#### PROBLEM TO SOLVE:
All lines in the entries below that hold "placeholder" make up the answer.

#### DATA SUPPLIED:
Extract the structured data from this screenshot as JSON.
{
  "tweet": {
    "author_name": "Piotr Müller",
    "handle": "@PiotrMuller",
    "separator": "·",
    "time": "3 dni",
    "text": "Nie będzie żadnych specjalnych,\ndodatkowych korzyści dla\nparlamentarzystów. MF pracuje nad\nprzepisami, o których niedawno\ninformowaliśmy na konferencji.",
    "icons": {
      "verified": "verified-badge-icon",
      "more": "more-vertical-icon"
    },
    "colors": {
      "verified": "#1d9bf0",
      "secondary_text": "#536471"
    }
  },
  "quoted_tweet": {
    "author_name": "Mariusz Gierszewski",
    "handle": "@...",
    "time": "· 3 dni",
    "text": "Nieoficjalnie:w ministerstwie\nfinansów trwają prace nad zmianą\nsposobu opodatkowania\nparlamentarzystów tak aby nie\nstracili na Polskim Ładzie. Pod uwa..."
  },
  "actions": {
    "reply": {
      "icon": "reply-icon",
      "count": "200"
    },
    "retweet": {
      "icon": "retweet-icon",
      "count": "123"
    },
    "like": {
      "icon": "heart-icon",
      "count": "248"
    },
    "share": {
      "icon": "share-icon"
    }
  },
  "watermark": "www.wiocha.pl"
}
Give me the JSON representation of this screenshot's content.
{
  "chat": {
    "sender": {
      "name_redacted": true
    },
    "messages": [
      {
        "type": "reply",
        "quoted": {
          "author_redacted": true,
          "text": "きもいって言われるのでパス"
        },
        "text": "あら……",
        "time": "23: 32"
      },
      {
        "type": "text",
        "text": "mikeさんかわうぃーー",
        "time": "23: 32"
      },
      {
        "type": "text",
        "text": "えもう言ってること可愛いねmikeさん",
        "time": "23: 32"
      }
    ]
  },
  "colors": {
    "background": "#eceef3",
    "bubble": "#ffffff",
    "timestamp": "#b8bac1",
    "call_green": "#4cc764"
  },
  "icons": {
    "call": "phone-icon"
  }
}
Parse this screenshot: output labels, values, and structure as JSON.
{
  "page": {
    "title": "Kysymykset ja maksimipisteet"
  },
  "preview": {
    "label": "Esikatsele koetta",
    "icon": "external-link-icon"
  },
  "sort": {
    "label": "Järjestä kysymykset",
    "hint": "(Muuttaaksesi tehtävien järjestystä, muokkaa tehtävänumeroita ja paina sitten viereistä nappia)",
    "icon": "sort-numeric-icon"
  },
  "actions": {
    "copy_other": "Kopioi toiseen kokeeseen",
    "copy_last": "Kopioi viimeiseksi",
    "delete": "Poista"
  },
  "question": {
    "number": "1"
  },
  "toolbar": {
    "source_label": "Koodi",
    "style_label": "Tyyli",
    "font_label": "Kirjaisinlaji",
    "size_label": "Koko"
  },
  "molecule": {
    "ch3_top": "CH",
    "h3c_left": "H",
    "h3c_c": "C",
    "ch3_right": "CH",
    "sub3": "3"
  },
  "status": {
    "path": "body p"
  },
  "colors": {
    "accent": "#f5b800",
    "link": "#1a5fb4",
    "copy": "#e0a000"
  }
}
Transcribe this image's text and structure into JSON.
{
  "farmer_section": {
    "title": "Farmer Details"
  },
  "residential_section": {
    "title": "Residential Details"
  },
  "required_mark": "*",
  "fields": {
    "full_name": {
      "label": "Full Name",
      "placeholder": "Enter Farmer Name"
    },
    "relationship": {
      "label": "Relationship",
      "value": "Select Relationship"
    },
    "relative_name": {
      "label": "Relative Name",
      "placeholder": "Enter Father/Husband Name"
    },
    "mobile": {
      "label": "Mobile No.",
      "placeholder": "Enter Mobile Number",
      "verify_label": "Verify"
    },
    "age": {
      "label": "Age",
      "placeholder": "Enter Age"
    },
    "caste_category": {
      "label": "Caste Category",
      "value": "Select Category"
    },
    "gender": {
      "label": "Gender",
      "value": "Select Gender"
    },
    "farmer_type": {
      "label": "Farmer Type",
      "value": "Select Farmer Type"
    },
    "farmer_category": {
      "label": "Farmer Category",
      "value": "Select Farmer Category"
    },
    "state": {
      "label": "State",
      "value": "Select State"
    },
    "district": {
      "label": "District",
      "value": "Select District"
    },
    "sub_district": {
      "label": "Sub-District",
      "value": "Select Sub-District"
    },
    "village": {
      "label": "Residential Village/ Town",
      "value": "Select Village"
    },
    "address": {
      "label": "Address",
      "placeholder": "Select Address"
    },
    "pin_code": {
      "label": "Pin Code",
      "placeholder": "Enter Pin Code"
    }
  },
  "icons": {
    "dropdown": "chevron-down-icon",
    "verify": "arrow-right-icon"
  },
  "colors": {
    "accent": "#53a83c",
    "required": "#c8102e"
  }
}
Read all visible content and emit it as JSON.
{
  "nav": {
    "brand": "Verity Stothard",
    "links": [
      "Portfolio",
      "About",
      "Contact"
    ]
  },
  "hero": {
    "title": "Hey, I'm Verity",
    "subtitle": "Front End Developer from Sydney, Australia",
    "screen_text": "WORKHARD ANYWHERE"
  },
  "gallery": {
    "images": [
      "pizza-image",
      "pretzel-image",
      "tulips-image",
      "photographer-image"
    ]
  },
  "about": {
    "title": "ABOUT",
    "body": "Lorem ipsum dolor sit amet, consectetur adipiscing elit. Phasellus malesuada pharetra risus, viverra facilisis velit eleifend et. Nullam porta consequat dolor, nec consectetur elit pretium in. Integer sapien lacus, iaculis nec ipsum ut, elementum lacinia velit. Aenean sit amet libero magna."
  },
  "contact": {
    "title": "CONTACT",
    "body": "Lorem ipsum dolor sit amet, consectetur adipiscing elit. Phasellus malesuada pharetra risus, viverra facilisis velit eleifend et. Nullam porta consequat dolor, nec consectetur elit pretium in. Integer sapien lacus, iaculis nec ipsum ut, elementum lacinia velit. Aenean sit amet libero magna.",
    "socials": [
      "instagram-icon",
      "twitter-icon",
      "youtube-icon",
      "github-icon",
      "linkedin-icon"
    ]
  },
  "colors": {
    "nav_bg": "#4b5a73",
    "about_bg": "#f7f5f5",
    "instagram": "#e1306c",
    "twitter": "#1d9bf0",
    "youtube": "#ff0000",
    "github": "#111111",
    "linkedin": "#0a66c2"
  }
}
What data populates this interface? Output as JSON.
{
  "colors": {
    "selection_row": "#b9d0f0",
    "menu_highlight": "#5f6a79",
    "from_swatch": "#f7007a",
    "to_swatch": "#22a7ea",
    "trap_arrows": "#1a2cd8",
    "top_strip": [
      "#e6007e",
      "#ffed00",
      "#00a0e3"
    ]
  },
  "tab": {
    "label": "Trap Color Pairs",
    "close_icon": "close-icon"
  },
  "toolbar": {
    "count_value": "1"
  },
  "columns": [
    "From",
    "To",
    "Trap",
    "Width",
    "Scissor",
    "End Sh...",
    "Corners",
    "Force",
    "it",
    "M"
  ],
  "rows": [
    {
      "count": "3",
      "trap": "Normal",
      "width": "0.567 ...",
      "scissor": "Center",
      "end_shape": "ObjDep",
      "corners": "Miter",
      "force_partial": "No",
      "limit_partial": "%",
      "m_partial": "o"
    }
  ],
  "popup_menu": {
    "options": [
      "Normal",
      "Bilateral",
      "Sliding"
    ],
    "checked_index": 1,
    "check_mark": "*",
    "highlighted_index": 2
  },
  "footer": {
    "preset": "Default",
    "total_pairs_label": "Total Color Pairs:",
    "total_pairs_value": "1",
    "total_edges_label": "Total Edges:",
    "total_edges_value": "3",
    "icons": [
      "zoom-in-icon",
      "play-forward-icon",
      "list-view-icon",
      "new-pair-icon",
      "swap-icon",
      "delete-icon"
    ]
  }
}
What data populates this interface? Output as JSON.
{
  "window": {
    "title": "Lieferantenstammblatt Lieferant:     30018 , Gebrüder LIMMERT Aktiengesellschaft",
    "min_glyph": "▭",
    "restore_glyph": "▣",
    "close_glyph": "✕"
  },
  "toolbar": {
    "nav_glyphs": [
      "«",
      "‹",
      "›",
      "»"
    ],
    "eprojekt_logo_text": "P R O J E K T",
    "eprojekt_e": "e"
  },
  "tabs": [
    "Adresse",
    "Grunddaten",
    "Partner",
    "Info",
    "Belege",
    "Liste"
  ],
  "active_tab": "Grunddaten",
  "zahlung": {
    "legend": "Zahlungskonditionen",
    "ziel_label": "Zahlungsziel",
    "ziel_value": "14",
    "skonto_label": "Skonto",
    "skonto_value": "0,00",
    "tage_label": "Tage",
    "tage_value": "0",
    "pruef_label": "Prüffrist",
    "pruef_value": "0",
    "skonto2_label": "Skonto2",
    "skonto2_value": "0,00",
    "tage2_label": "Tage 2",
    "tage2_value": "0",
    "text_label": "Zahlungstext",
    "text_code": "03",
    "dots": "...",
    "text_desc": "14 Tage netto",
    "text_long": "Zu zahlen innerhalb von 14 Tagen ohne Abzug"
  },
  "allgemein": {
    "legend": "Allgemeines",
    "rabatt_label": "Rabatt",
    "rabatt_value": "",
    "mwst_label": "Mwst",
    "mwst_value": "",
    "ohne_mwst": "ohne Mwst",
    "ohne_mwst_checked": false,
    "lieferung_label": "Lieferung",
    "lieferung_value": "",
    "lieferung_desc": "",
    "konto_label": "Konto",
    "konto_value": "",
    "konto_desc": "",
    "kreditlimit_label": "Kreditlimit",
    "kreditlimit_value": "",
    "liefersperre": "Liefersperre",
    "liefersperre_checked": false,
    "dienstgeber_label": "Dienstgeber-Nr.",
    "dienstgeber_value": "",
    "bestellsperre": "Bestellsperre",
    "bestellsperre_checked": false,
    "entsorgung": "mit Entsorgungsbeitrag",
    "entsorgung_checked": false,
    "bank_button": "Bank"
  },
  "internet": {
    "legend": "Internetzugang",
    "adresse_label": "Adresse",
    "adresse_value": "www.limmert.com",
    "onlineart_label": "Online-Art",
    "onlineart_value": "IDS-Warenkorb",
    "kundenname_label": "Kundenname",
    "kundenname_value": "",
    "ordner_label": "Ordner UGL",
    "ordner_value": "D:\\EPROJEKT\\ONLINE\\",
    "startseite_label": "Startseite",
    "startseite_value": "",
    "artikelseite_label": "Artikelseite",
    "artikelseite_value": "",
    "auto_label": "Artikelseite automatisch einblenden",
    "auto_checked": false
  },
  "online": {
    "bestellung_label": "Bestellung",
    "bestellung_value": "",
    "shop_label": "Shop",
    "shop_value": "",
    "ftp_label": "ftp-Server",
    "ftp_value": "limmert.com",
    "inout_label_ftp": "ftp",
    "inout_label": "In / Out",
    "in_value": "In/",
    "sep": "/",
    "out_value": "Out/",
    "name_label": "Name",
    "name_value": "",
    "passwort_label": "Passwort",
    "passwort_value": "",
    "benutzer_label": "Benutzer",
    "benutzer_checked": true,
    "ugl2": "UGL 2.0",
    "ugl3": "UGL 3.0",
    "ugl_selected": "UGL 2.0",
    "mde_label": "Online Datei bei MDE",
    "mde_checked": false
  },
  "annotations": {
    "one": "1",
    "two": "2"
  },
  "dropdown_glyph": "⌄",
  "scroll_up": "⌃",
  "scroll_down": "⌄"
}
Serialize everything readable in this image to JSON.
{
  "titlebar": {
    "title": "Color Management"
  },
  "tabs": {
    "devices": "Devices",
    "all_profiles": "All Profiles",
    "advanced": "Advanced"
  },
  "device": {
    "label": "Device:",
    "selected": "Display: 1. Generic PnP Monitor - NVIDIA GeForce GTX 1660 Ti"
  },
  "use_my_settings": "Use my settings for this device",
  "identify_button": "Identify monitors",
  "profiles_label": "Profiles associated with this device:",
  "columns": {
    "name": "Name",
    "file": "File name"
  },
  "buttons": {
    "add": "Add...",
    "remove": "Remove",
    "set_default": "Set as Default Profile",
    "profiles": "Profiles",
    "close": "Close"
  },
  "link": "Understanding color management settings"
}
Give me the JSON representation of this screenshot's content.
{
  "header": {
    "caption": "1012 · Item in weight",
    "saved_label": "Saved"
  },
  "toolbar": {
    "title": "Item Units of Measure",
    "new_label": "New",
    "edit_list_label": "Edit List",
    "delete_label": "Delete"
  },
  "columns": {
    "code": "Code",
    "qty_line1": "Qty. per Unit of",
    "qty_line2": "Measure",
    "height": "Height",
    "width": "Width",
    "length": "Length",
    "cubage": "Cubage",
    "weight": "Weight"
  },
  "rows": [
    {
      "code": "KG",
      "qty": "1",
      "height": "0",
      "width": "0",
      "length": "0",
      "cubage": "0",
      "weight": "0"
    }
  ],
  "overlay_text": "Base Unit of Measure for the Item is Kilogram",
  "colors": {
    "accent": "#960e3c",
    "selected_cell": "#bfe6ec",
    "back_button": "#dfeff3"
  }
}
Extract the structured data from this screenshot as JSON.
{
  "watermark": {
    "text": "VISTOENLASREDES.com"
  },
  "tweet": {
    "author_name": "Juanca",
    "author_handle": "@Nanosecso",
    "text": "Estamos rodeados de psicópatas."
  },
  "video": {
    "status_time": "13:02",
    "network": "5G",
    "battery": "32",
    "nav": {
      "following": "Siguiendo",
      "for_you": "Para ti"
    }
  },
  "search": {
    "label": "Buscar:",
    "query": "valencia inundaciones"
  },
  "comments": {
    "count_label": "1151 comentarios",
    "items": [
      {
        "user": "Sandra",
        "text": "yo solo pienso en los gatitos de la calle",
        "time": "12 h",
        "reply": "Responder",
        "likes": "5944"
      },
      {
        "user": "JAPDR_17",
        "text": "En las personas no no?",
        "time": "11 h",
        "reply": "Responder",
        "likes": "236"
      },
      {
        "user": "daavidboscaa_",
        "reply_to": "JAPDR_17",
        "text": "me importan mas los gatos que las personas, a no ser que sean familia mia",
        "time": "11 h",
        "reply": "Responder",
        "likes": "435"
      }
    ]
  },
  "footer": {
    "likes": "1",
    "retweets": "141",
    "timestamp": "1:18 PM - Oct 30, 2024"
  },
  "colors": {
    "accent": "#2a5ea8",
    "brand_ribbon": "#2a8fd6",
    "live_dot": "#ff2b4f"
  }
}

#### COMPLETED EXERCISE:
      "placeholder": "Enter Farmer Name"
      "placeholder": "Enter Father/Husband Name"
      "placeholder": "Enter Mobile Number",
      "placeholder": "Enter Age"
      "placeholder": "Select Address"
      "placeholder": "Enter Pin Code"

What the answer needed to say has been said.